Wednesday, October 27, 2010

Accountable Talk/Peer Feedback

The following is from a weekly column I write in the OCDSB Business & Learning Technologies e-Newsletter called Curriculum Connections.

Using Bitstrips as a tool for a discussion of Character Ed traits, it was quickly noticed that the students were demonstrating acceptance, appreciation and respect in their cooperative approach to learning and their positive comments to peers on their finished stories. Great!

Looking more deeply, and reflectively, at the comments, we were soon discussing what constituted accountable talk and effective peer feedback. Using the following graphic as a starting point, students could be asked questions such as “How could your comment help the author develop his or her meaning?” or “What could you ask that would help the author understand how this connects to a safe and caring learning environment?”.

As further peer comments were analyzed it was noted that chronology played a part in the content, as is often the case when a blog is posted and the “long tail” of comments occurs. Often people comment, not on the original post, but on other peoples’ comments.

Many teachers have asked for a recommendation for a safe blogging site for their classes. Bitstrips has potential for a rich, interactive environment. Teachers can post a discussion question or graphic, using the Visual Language of the medium, which engages multiple learning styles, and students could comment using directed Accountable Talk. The teacher can easily jump in for “just in time” responses that ask for deeper connections, respectful disagreement with mindful rationale, or extensions of opinion. This activity could be done in a lab (partnering would elicit collaborative thought), or in a small group around a classroom computer.

Any comments?

Wednesday, October 20, 2010

Bubbles and Gutters

The following is from a weekly column I write in the OCDSB Business & Learning Technologies e-Newsletter called Curriculum Connections.

This week I address:
Media Literacy 3.3 Conventions and Techniques; Reading 2. Understanding Form and Style

The comic and graphic novel genres have specific codes and conventions, just as text-based language does.

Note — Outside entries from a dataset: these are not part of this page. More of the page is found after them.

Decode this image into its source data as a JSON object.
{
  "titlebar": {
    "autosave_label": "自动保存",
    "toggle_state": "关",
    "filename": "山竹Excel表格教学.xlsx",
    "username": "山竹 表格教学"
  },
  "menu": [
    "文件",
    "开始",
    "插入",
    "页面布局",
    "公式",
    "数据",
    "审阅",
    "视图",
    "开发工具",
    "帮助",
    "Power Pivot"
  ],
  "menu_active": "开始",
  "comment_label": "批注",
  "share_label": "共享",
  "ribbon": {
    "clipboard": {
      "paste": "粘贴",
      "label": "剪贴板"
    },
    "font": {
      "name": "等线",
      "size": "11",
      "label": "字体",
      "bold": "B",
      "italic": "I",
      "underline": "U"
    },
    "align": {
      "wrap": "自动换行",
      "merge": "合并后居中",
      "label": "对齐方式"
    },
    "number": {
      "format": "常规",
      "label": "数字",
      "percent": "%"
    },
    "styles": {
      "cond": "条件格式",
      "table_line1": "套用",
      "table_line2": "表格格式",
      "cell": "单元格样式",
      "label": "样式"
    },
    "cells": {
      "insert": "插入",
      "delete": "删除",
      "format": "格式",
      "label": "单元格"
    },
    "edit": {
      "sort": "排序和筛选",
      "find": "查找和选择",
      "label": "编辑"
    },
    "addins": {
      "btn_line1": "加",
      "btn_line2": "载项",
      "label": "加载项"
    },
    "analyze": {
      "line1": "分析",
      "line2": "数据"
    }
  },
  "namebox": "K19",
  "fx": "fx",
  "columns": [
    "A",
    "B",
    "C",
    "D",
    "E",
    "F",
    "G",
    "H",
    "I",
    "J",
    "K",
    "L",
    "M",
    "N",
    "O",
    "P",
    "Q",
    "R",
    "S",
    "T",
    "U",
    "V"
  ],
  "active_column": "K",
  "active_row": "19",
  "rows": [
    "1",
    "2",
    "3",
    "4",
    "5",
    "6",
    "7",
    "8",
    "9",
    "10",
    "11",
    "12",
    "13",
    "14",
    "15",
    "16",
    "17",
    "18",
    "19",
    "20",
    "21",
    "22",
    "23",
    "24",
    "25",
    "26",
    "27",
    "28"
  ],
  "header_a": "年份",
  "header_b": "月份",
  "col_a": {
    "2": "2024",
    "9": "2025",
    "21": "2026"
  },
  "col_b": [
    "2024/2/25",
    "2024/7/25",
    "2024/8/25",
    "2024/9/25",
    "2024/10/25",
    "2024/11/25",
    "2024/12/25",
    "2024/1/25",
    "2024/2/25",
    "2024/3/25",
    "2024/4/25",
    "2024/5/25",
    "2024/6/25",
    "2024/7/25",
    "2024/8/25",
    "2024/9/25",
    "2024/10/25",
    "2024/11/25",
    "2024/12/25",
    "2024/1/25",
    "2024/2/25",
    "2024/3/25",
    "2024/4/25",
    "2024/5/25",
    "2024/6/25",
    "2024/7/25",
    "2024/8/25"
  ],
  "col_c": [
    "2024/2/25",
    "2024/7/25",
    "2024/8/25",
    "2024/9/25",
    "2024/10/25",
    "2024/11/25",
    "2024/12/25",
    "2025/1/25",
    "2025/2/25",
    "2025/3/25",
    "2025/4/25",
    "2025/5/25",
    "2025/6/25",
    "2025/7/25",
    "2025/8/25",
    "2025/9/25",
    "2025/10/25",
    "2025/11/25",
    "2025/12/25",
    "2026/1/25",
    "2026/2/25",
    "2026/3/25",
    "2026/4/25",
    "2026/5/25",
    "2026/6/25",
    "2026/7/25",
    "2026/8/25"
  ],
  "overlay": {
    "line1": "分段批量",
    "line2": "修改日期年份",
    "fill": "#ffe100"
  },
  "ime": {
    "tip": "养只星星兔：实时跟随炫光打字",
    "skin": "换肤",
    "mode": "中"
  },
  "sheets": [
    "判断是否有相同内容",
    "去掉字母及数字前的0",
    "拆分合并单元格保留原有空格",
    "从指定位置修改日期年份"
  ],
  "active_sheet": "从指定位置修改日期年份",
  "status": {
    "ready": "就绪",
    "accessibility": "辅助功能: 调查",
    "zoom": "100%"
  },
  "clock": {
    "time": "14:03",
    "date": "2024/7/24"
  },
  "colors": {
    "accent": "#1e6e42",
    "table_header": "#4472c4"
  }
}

Exclamation, question, and declaration (spoken, whispered) are clearly identified through the use of speech bubbles and formats that are as widely known as quotation, exclamation and question marks, and periods. Bitstrips defines these bubbles clearly for the student. A number of shared activities could be designed, such as create a comic with different speech bubbles and have an elbow partner fill in the text, or match different texts with the appropriate bubble.

Another important feature of panel writing is the space between the panels, called the gutter. The gutter can indicate the passage of time and indeed graphic novelists such as Scott McCloud will be very deliberate when deciding how large the space will be.

BUT WAIT THERE'S MORE! Reading 1.5 Making Inferences/Interpreting Texts
Another use of the gutters is for making inferences or predicting. Students can infer what has taken place to move the story from panel to panel, predict what will happen in the next panel or fill in missing panels. Working in small groups, students could storyboard a strip and then leave out a panel for other students to fill in.

Comic Life allows the ultimate manipulation of gutters.

For a detailed description of the codes and conventions of the comic genre, plus over 40 activities, check out “In Graphic Detail” by David Booth and Kathleen Lundy.

Tuesday, October 12, 2010


The following is from a weekly column I write in the OCDSB Business & Learning Technologies e-Newsletter called Curriculum Connections

Voice 2.2 (Gr.3) - establish a personal voice in their writing, with a focus on using concrete words and images to convey their attitude or feeling towards the subject.

There is a lot of software readily available to help students establish their personal voice and activities can be developed according to which software is used. For example, using Bitstrips, students can communicate their feelings and emotions by manipulating the body language of the avatars and using speech bubbles. Indeed the comic genre lends itself to concise and well-chosen words. Comic Life and Photo Story3 require the importing of images to start the digital story. (Bitstrips now has this functionality.)

But how to acquire appropriate images for students to use? Teachers, and students, should be aware that there are some copyright restrictions to using images from the internet. The term Copyleft refers to those licenses that have been created to enable people to openly share their work, in various ways.

Creative Commons is a non-profit organization committed to collaborative sharing of online creative work. People can select how they want to share and post their work with this license clearly labeled. You will find a detailed description of the various licenses at Basically a contributor can decide to share with a combination of attribution (by), share-alike (same license), non-commercial use and/or no derivations (no changes, remix).
The license is identified by a graphic similar to this. Creative Commons License

Two places to find these Creative Commons-licensed images are and Google images. Both sites require an advanced search. If you know of any other great places for appropriate images, please share!